(Entries from a dataset of interfaces)
++++++++++
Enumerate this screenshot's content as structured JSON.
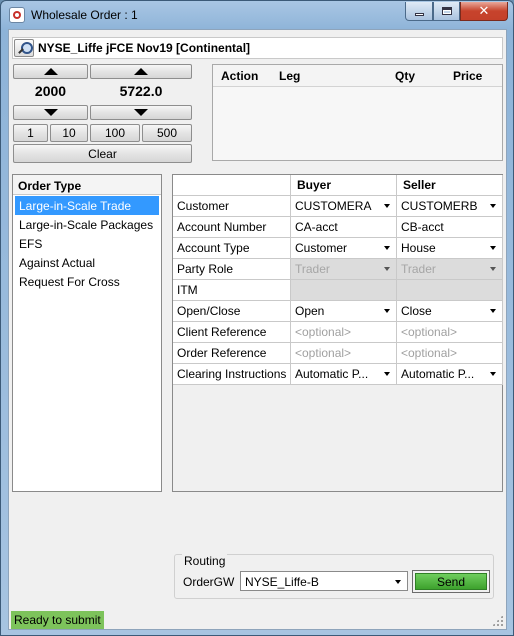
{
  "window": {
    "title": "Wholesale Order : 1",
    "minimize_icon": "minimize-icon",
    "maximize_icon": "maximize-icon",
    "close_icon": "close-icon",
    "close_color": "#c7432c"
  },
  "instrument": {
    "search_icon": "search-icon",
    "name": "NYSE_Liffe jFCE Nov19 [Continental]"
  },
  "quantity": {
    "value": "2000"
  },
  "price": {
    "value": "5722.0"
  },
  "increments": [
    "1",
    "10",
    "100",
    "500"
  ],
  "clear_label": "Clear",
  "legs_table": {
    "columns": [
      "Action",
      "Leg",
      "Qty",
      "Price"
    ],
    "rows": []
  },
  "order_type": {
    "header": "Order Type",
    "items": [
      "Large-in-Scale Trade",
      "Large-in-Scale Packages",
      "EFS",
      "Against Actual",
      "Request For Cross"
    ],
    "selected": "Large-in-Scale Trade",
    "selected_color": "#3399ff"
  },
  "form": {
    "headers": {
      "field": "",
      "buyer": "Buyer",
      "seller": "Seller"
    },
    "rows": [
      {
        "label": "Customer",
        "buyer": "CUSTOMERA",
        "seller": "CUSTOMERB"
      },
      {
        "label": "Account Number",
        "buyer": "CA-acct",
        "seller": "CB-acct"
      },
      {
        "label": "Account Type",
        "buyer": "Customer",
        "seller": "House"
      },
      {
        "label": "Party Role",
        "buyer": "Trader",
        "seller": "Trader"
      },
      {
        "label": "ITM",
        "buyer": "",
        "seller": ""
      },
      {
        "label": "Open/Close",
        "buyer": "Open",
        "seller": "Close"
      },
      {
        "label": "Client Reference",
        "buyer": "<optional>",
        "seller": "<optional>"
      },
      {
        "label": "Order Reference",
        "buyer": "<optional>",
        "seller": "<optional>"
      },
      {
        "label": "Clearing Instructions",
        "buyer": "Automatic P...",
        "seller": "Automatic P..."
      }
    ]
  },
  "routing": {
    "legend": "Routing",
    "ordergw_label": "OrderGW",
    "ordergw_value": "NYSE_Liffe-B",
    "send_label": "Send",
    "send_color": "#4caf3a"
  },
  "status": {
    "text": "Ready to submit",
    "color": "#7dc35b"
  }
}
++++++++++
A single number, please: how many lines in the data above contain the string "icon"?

Reply to the task
4